Each team is entitled to start and play the game with the maximum number of players allowable. Nowhere in the Laws of the Game or the AYSO National Coaching or Refereeing Program is it suggested or required to have a winning team play with fewer players than the losing team or for the game to end early or similar rules because the score is lopsided. AYSO’s “Balanced Team” concept refers to making an honest attempt to balance the skill level of teams within an age group when teams are formed before the beginning of the season. In situations where one or both teams are short a significant number of players; a “friendly match” could be organized by combining/sharing players from one or both teams. Where won/loss standings are recorded, the outcome of the “friendly match” would not affect the standings. It should be predetermined and agreed upon in advance how the official outcome of the regularly scheduled game is to be recorded. Regions should not adopt local rules, and Referees should not interfere with games because of lopsided scores.
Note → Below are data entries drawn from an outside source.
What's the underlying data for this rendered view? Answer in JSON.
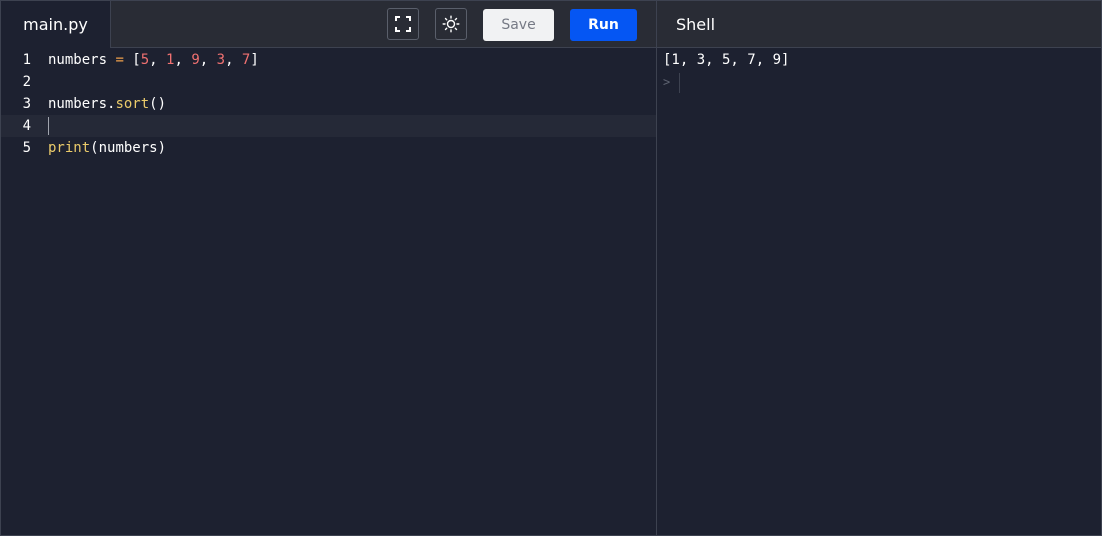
{
  "editor": {
    "file_tab": "main.py",
    "lines": [
      {
        "num": "1",
        "tokens": [
          {
            "t": "numbers ",
            "c": "pl"
          },
          {
            "t": "=",
            "c": "op"
          },
          {
            "t": " [",
            "c": "pl"
          },
          {
            "t": "5",
            "c": "num"
          },
          {
            "t": ", ",
            "c": "pl"
          },
          {
            "t": "1",
            "c": "num"
          },
          {
            "t": ", ",
            "c": "pl"
          },
          {
            "t": "9",
            "c": "num"
          },
          {
            "t": ", ",
            "c": "pl"
          },
          {
            "t": "3",
            "c": "num"
          },
          {
            "t": ", ",
            "c": "pl"
          },
          {
            "t": "7",
            "c": "num"
          },
          {
            "t": "]",
            "c": "pl"
          }
        ]
      },
      {
        "num": "2",
        "tokens": []
      },
      {
        "num": "3",
        "tokens": [
          {
            "t": "numbers.",
            "c": "pl"
          },
          {
            "t": "sort",
            "c": "fn"
          },
          {
            "t": "()",
            "c": "pl"
          }
        ]
      },
      {
        "num": "4",
        "tokens": [],
        "active": true
      },
      {
        "num": "5",
        "tokens": [
          {
            "t": "print",
            "c": "fn"
          },
          {
            "t": "(numbers)",
            "c": "pl"
          }
        ]
      }
    ]
  },
  "toolbar": {
    "fullscreen_icon": "fullscreen-icon",
    "theme_icon": "sun-icon",
    "save_label": "Save",
    "run_label": "Run"
  },
  "shell": {
    "title": "Shell",
    "output_line": "[1, 3, 5, 7, 9]",
    "prompt": ">"
  },
  "colors": {
    "editor_bg": "#1d2130",
    "topbar_bg": "#292c35",
    "run_accent": "#0556f3",
    "number_token": "#f07171",
    "operator_token": "#f0a04b",
    "function_token": "#ebcb6a"
  }
}
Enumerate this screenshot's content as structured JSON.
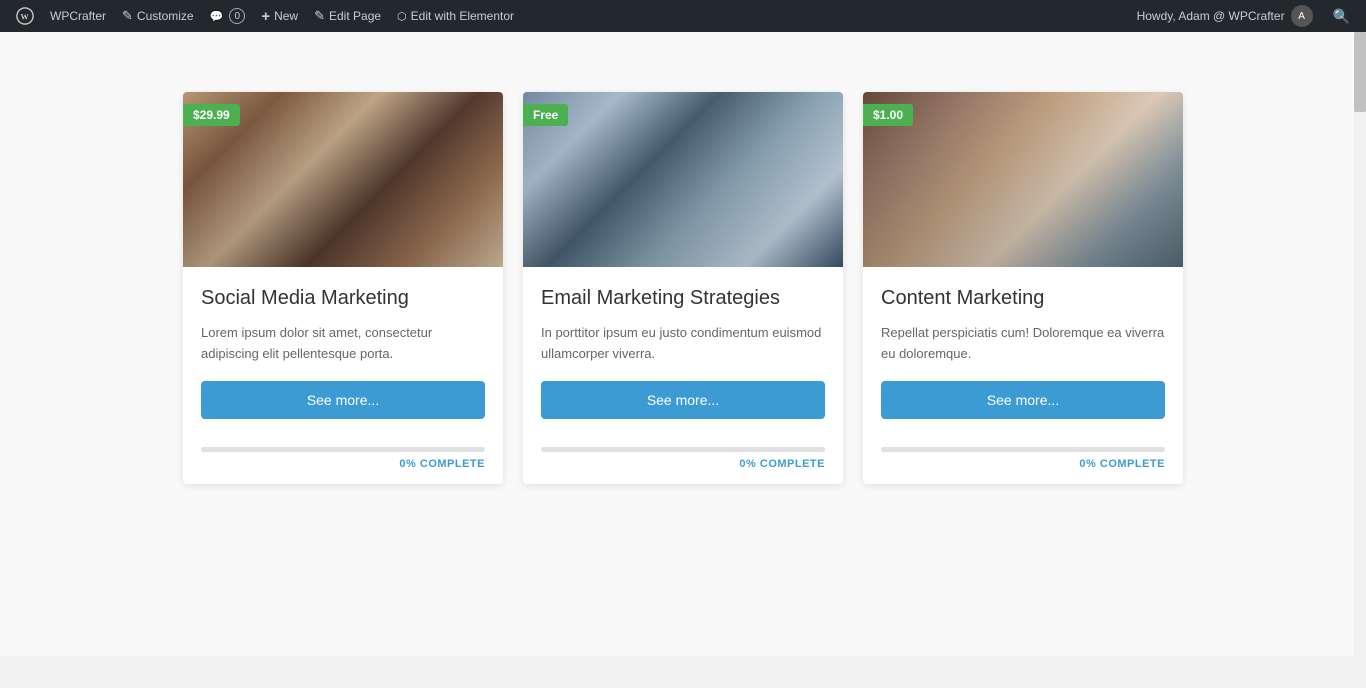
{
  "adminbar": {
    "wp_logo": "W",
    "site_name": "WPCrafter",
    "customize_label": "Customize",
    "comments_label": "0",
    "new_label": "New",
    "edit_page_label": "Edit Page",
    "edit_elementor_label": "Edit with Elementor",
    "howdy_text": "Howdy, Adam @ WPCrafter",
    "search_icon": "search"
  },
  "cards": [
    {
      "id": "card-1",
      "price": "$29.99",
      "title": "Social Media Marketing",
      "description": "Lorem ipsum dolor sit amet, consectetur adipiscing elit pellentesque porta.",
      "button_label": "See more...",
      "progress": 0,
      "complete_label": "0% COMPLETE",
      "img_class": "card-img-1"
    },
    {
      "id": "card-2",
      "price": "Free",
      "title": "Email Marketing Strategies",
      "description": "In porttitor ipsum eu justo condimentum euismod ullamcorper viverra.",
      "button_label": "See more...",
      "progress": 0,
      "complete_label": "0% COMPLETE",
      "img_class": "card-img-2"
    },
    {
      "id": "card-3",
      "price": "$1.00",
      "title": "Content Marketing",
      "description": "Repellat perspiciatis cum! Doloremque ea viverra eu doloremque.",
      "button_label": "See more...",
      "progress": 0,
      "complete_label": "0% COMPLETE",
      "img_class": "card-img-3"
    }
  ]
}
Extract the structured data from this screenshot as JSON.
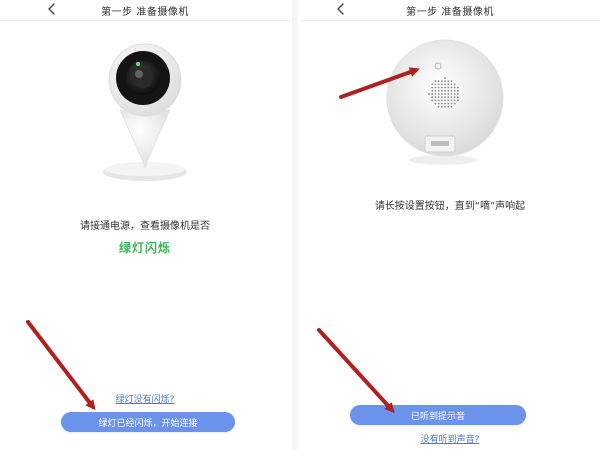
{
  "steps": [
    {
      "title": "第一步 准备摄像机",
      "instruction": "请接通电源，查看摄像机是否",
      "highlight": "绿灯闪烁",
      "link": "绿灯没有闪烁?",
      "button": "绿灯已经闪烁，开始连接"
    },
    {
      "title": "第一步 准备摄像机",
      "instruction": "请长按设置按钮，直到“嘀”声响起",
      "button": "已听到提示音",
      "link": "没有听到声音?"
    }
  ],
  "colors": {
    "accent": "#6b93ec",
    "green": "#41b35a",
    "link": "#4b78d9",
    "arrow": "#b0201f"
  },
  "icons": {
    "back": "chevron-left-icon",
    "arrow": "red-arrow-annotation"
  }
}
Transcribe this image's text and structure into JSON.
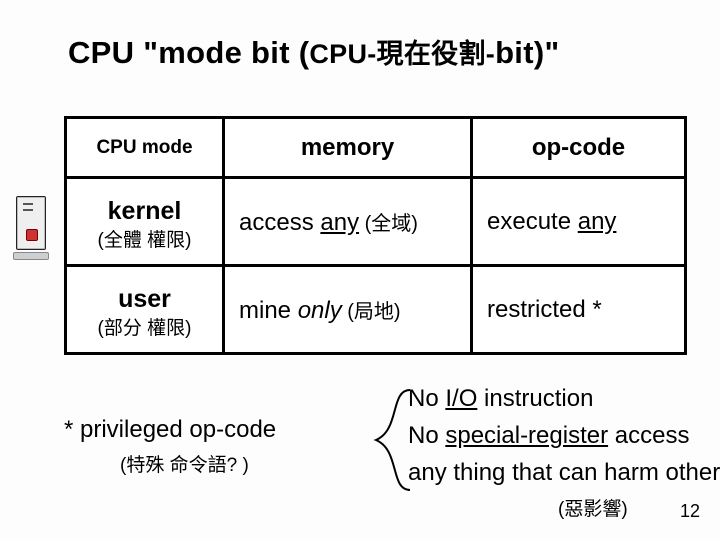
{
  "title": {
    "main": "CPU \"mode bit (",
    "sub": "CPU-現在役割-",
    "tail": "bit)\""
  },
  "table": {
    "head": {
      "c0": "CPU mode",
      "c1": "memory",
      "c2": "op-code"
    },
    "row1": {
      "label_main": "kernel",
      "label_sub": "(全體 權限)",
      "mem_pre": "access ",
      "mem_ul": "any",
      "mem_anno": " (全域)",
      "op_pre": "execute ",
      "op_ul": "any"
    },
    "row2": {
      "label_main": "user",
      "label_sub": "(部分 權限)",
      "mem_pre": "mine  ",
      "mem_it": "only",
      "mem_anno": " (局地)",
      "op_pre": "restricted ",
      "op_ast": "*"
    }
  },
  "list": {
    "l1a": "No ",
    "l1b": "I/O",
    "l1c": " instruction",
    "l2a": "No  ",
    "l2b": "special-register",
    "l2c": " access",
    "l3": "any thing that can harm others"
  },
  "priv": {
    "line": "* privileged op-code",
    "sub": "(特殊  命令語? )"
  },
  "harm_sub": "(惡影響)",
  "pagenum": "12"
}
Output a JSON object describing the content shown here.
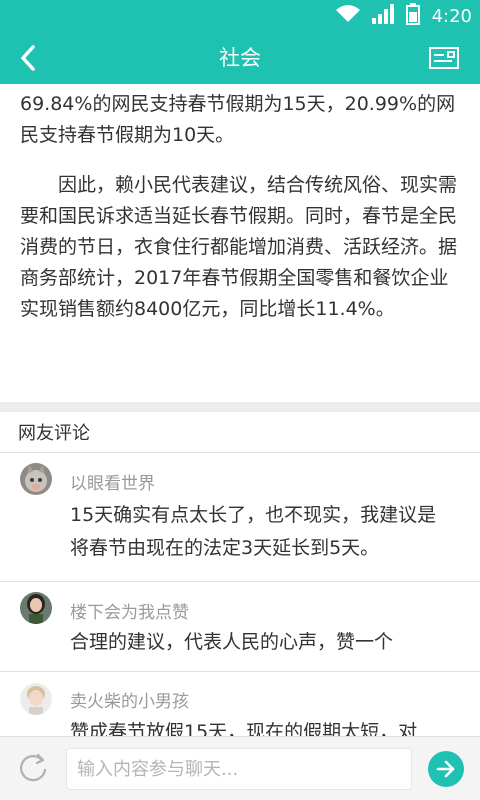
{
  "status_bar": {
    "time": "4:20"
  },
  "header": {
    "title": "社会"
  },
  "article": {
    "paragraphs": [
      "69.84%的网民支持春节假期为15天，20.99%的网民支持春节假期为10天。",
      "因此，赖小民代表建议，结合传统风俗、现实需要和国民诉求适当延长春节假期。同时，春节是全民消费的节日，衣食住行都能增加消费、活跃经济。据商务部统计，2017年春节假期全国零售和餐饮企业实现销售额约8400亿元，同比增长11.4%。"
    ]
  },
  "comments_section": {
    "title": "网友评论",
    "comments": [
      {
        "name": "以眼看世界",
        "text": "15天确实有点太长了，也不现实，我建议是将春节由现在的法定3天延长到5天。"
      },
      {
        "name": "楼下会为我点赞",
        "text": "合理的建议，代表人民的心声，赞一个"
      },
      {
        "name": "卖火柴的小男孩",
        "text": "赞成春节放假15天，现在的假期太短，对"
      }
    ]
  },
  "bottom_bar": {
    "input_placeholder": "输入内容参与聊天..."
  },
  "colors": {
    "accent": "#1fc1b1"
  }
}
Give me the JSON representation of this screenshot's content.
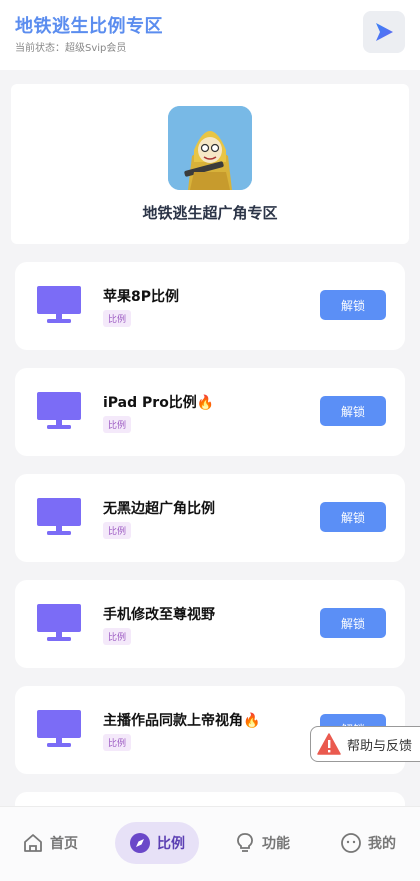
{
  "header": {
    "title": "地铁逃生比例专区",
    "status": "当前状态：超级Svip会员",
    "play_icon": "play-icon"
  },
  "hero": {
    "title": "地铁逃生超广角专区",
    "image": "game-character-avatar"
  },
  "items": [
    {
      "name": "苹果8P比例",
      "tag": "比例",
      "button": "解锁"
    },
    {
      "name": "iPad Pro比例🔥",
      "tag": "比例",
      "button": "解锁"
    },
    {
      "name": "无黑边超广角比例",
      "tag": "比例",
      "button": "解锁"
    },
    {
      "name": "手机修改至尊视野",
      "tag": "比例",
      "button": "解锁"
    },
    {
      "name": "主播作品同款上帝视角🔥",
      "tag": "比例",
      "button": "解锁"
    }
  ],
  "help": {
    "label": "帮助与反馈"
  },
  "tabs": [
    {
      "label": "首页",
      "icon": "home-icon"
    },
    {
      "label": "比例",
      "icon": "compass-icon",
      "active": true
    },
    {
      "label": "功能",
      "icon": "bulb-icon"
    },
    {
      "label": "我的",
      "icon": "face-icon"
    }
  ],
  "colors": {
    "accent": "#5b8ff6",
    "title": "#5b8def",
    "monitor": "#7b6cf6",
    "tab_active_bg": "#e7e1f7"
  }
}
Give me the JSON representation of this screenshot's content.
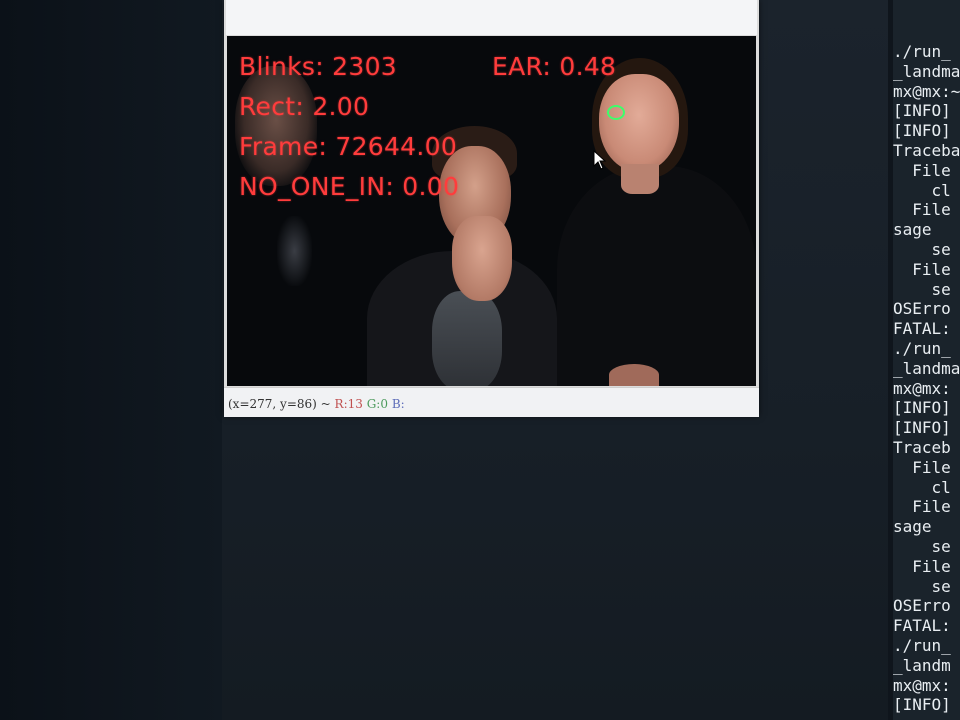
{
  "viewer": {
    "overlay": {
      "blinks": "Blinks: 2303",
      "ear": "EAR: 0.48",
      "rect": "Rect: 2.00",
      "frame": "Frame: 72644.00",
      "no_one_in": "NO_ONE_IN: 0.00"
    },
    "status": {
      "coords": "(x=277, y=86) ~",
      "r": "R:13",
      "g": "G:0",
      "b": "B:"
    }
  },
  "terminal": {
    "lines": [
      "./run_",
      "_landma",
      "mx@mx:~",
      "[INFO]",
      "[INFO]",
      "Traceba",
      "  File",
      "    cl",
      "  File",
      "sage",
      "    se",
      "  File",
      "    se",
      "OSErro",
      "FATAL:",
      "./run_",
      "_landma",
      "mx@mx:",
      "[INFO]",
      "[INFO]",
      "Traceb",
      "  File",
      "    cl",
      "  File",
      "sage",
      "    se",
      "  File",
      "    se",
      "OSErro",
      "FATAL:",
      "./run_",
      "_landm",
      "mx@mx:",
      "[INFO]"
    ]
  },
  "colors": {
    "overlay_text": "#ff3c3c",
    "eye_marker": "#3bff6a",
    "terminal_bg": "#1a232b",
    "terminal_text": "#e9eef2"
  }
}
It is a player’s game, and they should be given the full playing time without undue interference to enjoy, and learn from the process.

When are substitutions allowed in AYSO 13U/14U, 15U/16U, and 17U/18U/19U games where Monitored (free) Substitution is being used rather than the normal AYSO substitution at “quarters”?

Monitored Substitution is allowed in 13U/14U, 15U/16U, and 17U/18U/19U age divisions only if it is handled in a manner that will ensure that every participant plays at least one half of every game by requiring a separate time monitor, independent of the Coaches, who checks each player in or out of the game.

Where Monitored Substitution is being used in 13U/14U, 15U/16U, and 17U/18U/19U games, substitutions will be permitted with the Referee’s permission during any stoppage in play as specified in the IFAB Laws of the Game, Law 3 (The Number of Players) as well as in the section titled “Practical Guidelines for Match Officials”. Substitution rules used in High School, College, or other soccer organizations do not apply to AYSO games. The substitution procedures used in games played according to the IFAB Laws of the Game will be in effect. Namely, when a substitution is requested (the Assistant Referee signals a substitution has been requested), the Referee will determine when there is an appropriate stoppage in play, and will then allow the substitution to occur as outlined by the Laws of the Game.

Cookies help us deliver our services. By using our services, you agree to our use of cookies.